However, Akhundzada believes that the advent of social media and the telecommunication revolution maybe be serving as a blessing in disguise for these dying languages.
“Most of these languages do not have any script; however, use of Romanised versions by many people in short messaging service (SMS), chatting and Facebook, have recently risen,” he said.
It seems though, without concerted efforts on the part of the country as a whole, we may very well not hear the sound of these languages again.
Published in The Express Tribune, February 21st, 2012.

Thursday, March 22, 2012

Kalash Culture to Figure as UNESCO Heritage

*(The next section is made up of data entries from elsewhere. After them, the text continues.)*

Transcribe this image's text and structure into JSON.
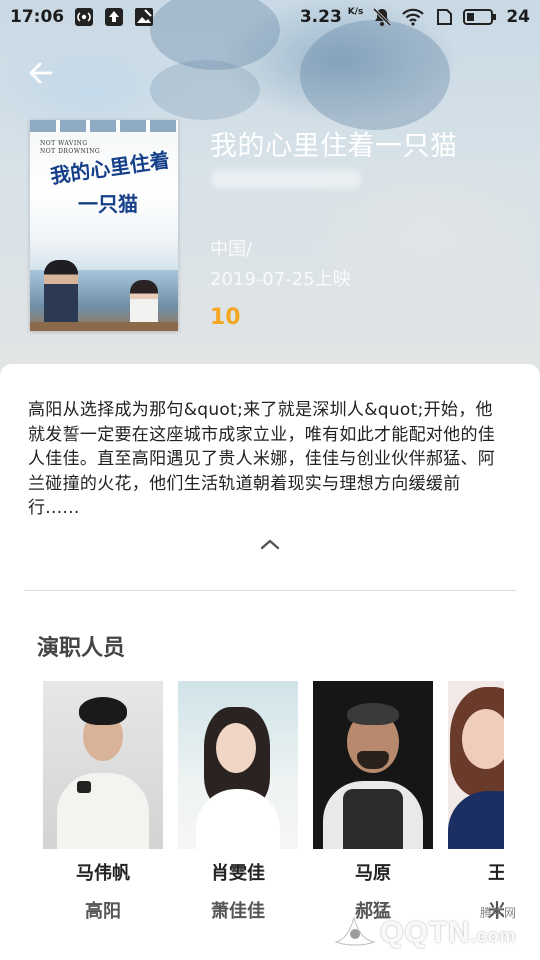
{
  "status_bar": {
    "time": "17:06",
    "net_speed": "3.23",
    "net_speed_unit": "K/s",
    "battery": "24",
    "icons": [
      "cast-icon",
      "upload-icon",
      "image-icon",
      "mute-icon",
      "wifi-icon",
      "sim-icon",
      "battery-icon"
    ]
  },
  "nav": {
    "back_icon": "arrow-left-icon"
  },
  "movie": {
    "title": "我的心里住着一只猫",
    "region": "中国/",
    "release_date": "2019-07-25上映",
    "rating": "10",
    "poster": {
      "tagline": "NOT WAVING\nNOT DROWNING",
      "title_line1": "我的心里住着",
      "title_line2": "一只猫"
    }
  },
  "synopsis": {
    "text": "高阳从选择成为那句&quot;来了就是深圳人&quot;开始，他就发誓一定要在这座城市成家立业，唯有如此才能配对他的佳人佳佳。直至高阳遇见了贵人米娜，佳佳与创业伙伴郝猛、阿兰碰撞的火花，他们生活轨道朝着现实与理想方向缓缓前行......",
    "collapse_icon": "chevron-up-icon"
  },
  "cast": {
    "heading": "演职人员",
    "members": [
      {
        "name": "马伟帆",
        "role": "高阳"
      },
      {
        "name": "肖雯佳",
        "role": "萧佳佳"
      },
      {
        "name": "马原",
        "role": "郝猛"
      },
      {
        "name": "王",
        "role": "米"
      }
    ]
  },
  "watermark": {
    "text": "QQTN",
    "suffix": ".com",
    "label": "腾牛网"
  },
  "colors": {
    "rating": "#f5a623",
    "title": "#ffffff",
    "card": "#ffffff"
  }
}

Kalash Culture to Figure as UNESCO Heritage

ISLAMABAD: In order to preserve endangered living culture of Kalash Valley, the government documented it for inscription in World Heritage List of Unesco.
A one-day workshop was organised on Wednesday at Lok Virsa on preparation of the nomination dossier for inscription.
In his opening remarks as chief guest, Federal Secretary for National Heritage and Integration Faridullah Khan informed the participants that his ministry had come up with a plan to safeguard the endangered heritage property.
In this connection, it has been decided to immediately launch preparation of the nomination dossier, he said.
“This necessitates full involvement of all stakeholders including local governments, NGOs/INGOs, provincial and federal governments,” he maintained.
The discussions revolved around certain measures to be taken to safeguard Kalash cultural heritage including devising an inventory of endangered elements of tangible and intangible culture; efforts for documentation and preservation of Kalash culture in model Kalash villages of Bamborate, Birir and Rambur; safeguarding Kalash language from outside elements; protecting Kalash religion; seeking ways and means to preserve the music of Kalash in its original form; and protecting Kalash nomenclature.
Talking to media, Lok Virsa’s Executive Director Khalid Javaid said Lok Virsa had established a creative diorama at the National Heritage Museum to depict living culture of the Kalash people.
Lok Virsa has also published a book on Kalash which can facilitate students and researchers to undertake further cultural studies on this neglected area, he added.
The present Kalash community is restricted to three parallel valleys of Chitral district i.e. Bomboret, Birir and Rambur.
In Birir and Rambur, Kalash people outnumber the non-Kalash while in the more picturesque Bamboret valley the non-Kalash people are in a slight majority.
These three narrow V-shaped valleys are situated in the South-West of Chitral town, Khyber-Pakhtunkhwa.
In 2007, the local government department created a separate union council of Bamboret for the Kalash valleys.
The word Kalash bears three meanings: Kalash is a name of the tribe; name of pagan religion and name of endangered language.
According to historical references Kalash were majority population in Chitral who ruled the area in 12th century. The recent history shows that Kalash population is on the decline.
In 1951 Census, the Kalash population was 10,000. During the last 60 years, the population of the Muslims in Chitral is increasing at the rate of 2.5 per cent per annum and the population of Kalash has decreased from 10,000 to 3,700.